When was your first corporate board room presentation? People seated around a table, or in rows. All eyes on you. Executives’ eyes on you. You were given a problem, told to figure it out, and come up with a solution. First month on the job? Second? First year?

Students in the Computational Modeling and Data Analytics major, part of the Academy of Integrated Science program, will have that scenario under their belt before they graduate. And that makes them sure-fire hits for hiring in the world of data science.

The CMDA mission: infuse undergraduate students with a blend of skills from computer science, statistics, and mathematics, enabling them to not just understand the world’s biggest challenges but to use data to identify solutions.
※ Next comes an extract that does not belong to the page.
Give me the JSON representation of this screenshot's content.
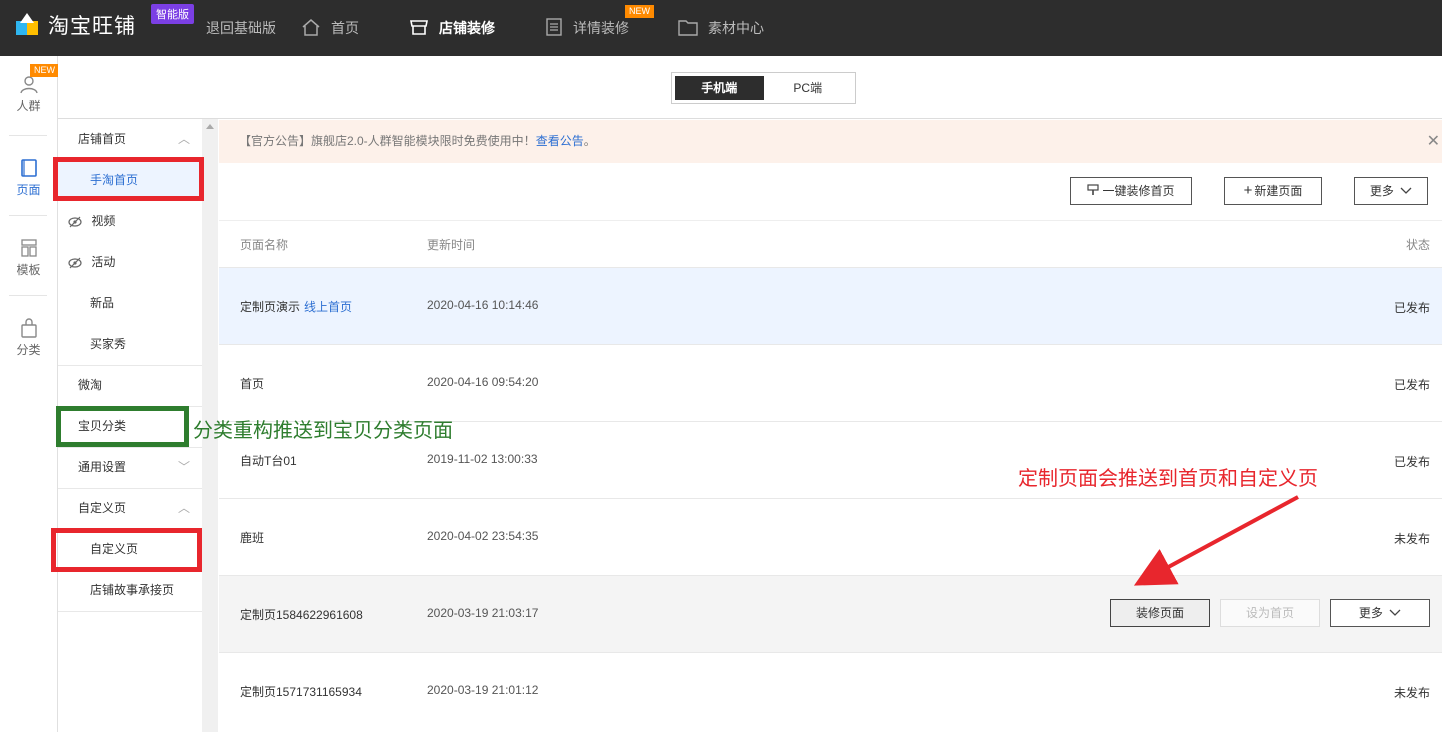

“Real world” challenges mandate a “real world” test. So, before CMDA students walk away from Virginia Tech with a degree, Mark Embree, the Department of Mathematics professor who leads the CMDA program, has them form teams to tackle a problem. “We’re trying to give students experiences here that model a real professional environment, so they can make some mistakes in class, and not make the same mistakes when they take their first job,” he said.

The CMDA program assigns students a real issue that a company or government agency is wrestling with. Getting needed blood to war-torn areas. Improving supply chain logistics for GE Aviation. Halting the terrifying crime of human trafficking. The student teams research the issue and develop solutions. Then they present the results to their colleagues and, yes, even a few corporate or nonprofit executives.
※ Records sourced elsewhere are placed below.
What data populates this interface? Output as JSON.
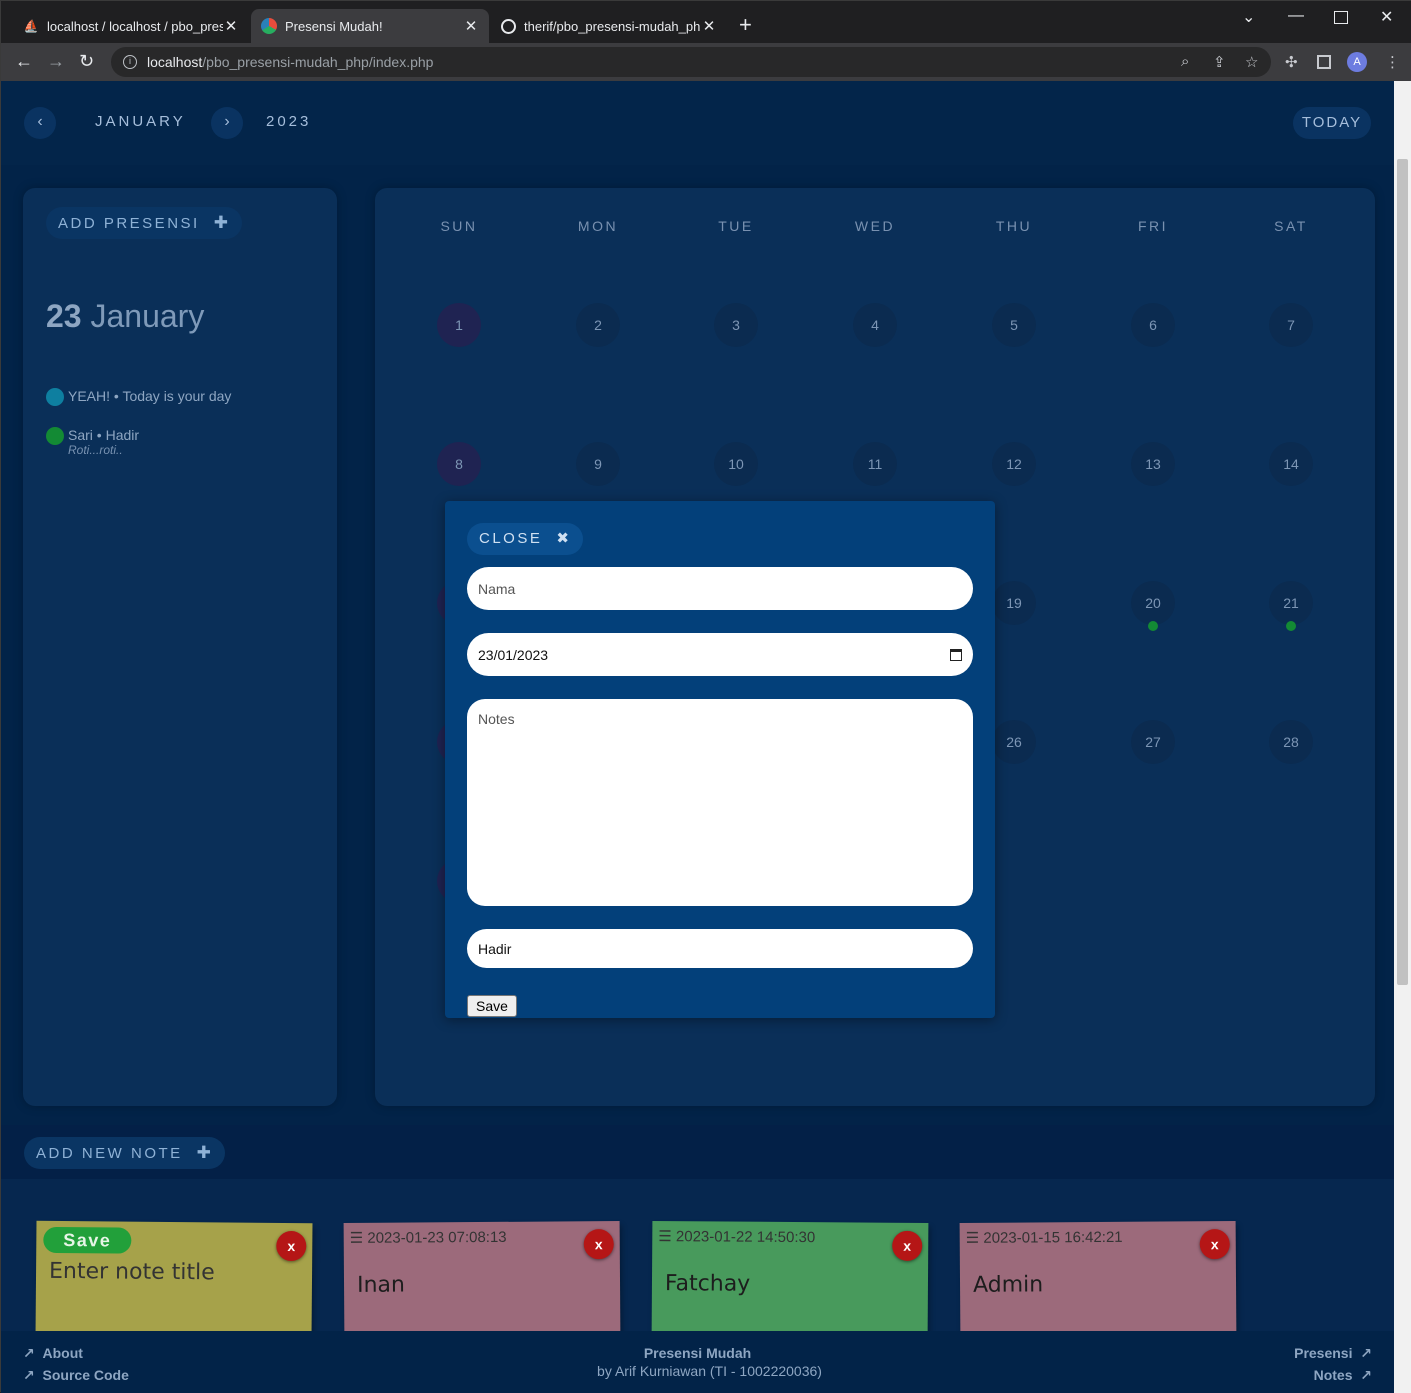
{
  "browser": {
    "tabs": [
      {
        "title": "localhost / localhost / pbo_prese",
        "icon": "phpmyadmin-icon"
      },
      {
        "title": "Presensi Mudah!",
        "icon": "app-icon"
      },
      {
        "title": "therif/pbo_presensi-mudah_php:",
        "icon": "github-icon"
      }
    ],
    "url_host": "localhost",
    "url_path": "/pbo_presensi-mudah_php/index.php",
    "profile_initial": "A"
  },
  "header": {
    "month": "JANUARY",
    "year": "2023",
    "prev_symbol": "‹",
    "next_symbol": "›",
    "today_label": "TODAY"
  },
  "sidebar": {
    "add_label": "ADD PRESENSI",
    "selected_day": "23",
    "selected_month": "January",
    "events": [
      {
        "title": "YEAH! • Today is your day",
        "note": "",
        "color": "#0e7fa0"
      },
      {
        "title": "Sari • Hadir",
        "note": "Roti...roti..",
        "color": "#138a34"
      }
    ]
  },
  "calendar": {
    "weekdays": [
      "SUN",
      "MON",
      "TUE",
      "WED",
      "THU",
      "FRI",
      "SAT"
    ],
    "weeks": [
      [
        "1",
        "2",
        "3",
        "4",
        "5",
        "6",
        "7"
      ],
      [
        "8",
        "9",
        "10",
        "11",
        "12",
        "13",
        "14"
      ],
      [
        "",
        "",
        "",
        "",
        "19",
        "20",
        "21"
      ],
      [
        "",
        "",
        "",
        "",
        "26",
        "27",
        "28"
      ]
    ],
    "event_days": [
      "20",
      "21"
    ],
    "event_color": "#138a34"
  },
  "modal": {
    "close_label": "CLOSE",
    "name_placeholder": "Nama",
    "date_value": "23/01/2023",
    "notes_placeholder": "Notes",
    "status_value": "Hadir",
    "save_label": "Save"
  },
  "notes": {
    "add_label": "ADD NEW NOTE",
    "new_note": {
      "save_label": "Save",
      "title_placeholder": "Enter note title",
      "color": "#a6a24a"
    },
    "items": [
      {
        "timestamp": "2023-01-23 07:08:13",
        "name": "Inan",
        "color": "#9c6a7b"
      },
      {
        "timestamp": "2023-01-22 14:50:30",
        "name": "Fatchay",
        "color": "#489a5c"
      },
      {
        "timestamp": "2023-01-15 16:42:21",
        "name": "Admin",
        "color": "#9c6a7b"
      }
    ],
    "delete_label": "x"
  },
  "footer": {
    "about": "About",
    "source_code": "Source Code",
    "app_name": "Presensi Mudah",
    "credit": "by Arif Kurniawan (TI - 1002220036)",
    "presensi": "Presensi",
    "notes": "Notes"
  }
}
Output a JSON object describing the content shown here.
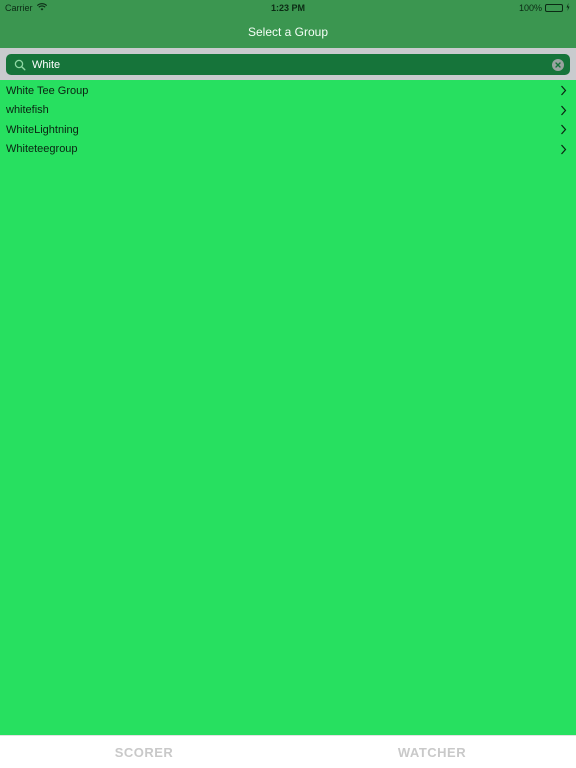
{
  "status_bar": {
    "carrier": "Carrier",
    "time": "1:23 PM",
    "battery_percent": "100%",
    "icons": [
      "wifi-icon",
      "battery-icon"
    ]
  },
  "nav": {
    "title": "Select a Group"
  },
  "search": {
    "value": "White",
    "icons": [
      "search-icon",
      "clear-icon"
    ]
  },
  "results": [
    {
      "label": "White Tee Group"
    },
    {
      "label": "whitefish"
    },
    {
      "label": "WhiteLightning"
    },
    {
      "label": "Whiteteegroup"
    }
  ],
  "tabs": [
    {
      "label": "SCORER"
    },
    {
      "label": "WATCHER"
    }
  ],
  "colors": {
    "nav_background": "#3b9650",
    "content_background": "#27e060",
    "search_field": "#16743a",
    "tab_inactive_text": "#c9c9c9"
  }
}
At the end of last semester, 24 teams presented the results of their capstone projects.

The students know the value of this real-world work. CMDA alumna Dasha Savina told us before she graduated, “It’s really interesting to get a chance to talk to people that are actually in industry … and be able to apply what we’ve learned, to prepare for meetings and communicate with the client.” She is now a cognitive and analytics consultant at IBM.

For further reading and a video on this unique classroom experience, visit Students tackle real-world corporate problems in computational modeling and data analytics capstone project

Dasha and CMDA students and sponsors pose for photo
From left to right, GE Aviation’s Stefanie Darlington, Will Blanton, Dasha Savina, Blake Sharp, Jon Cooper, and Angie Patterson, also of GE Aviation and also a Ph.D. alumna of the Department of Statistics. Blaton, Savina, Sharp, and Cooper all have graduated since this photo was taken.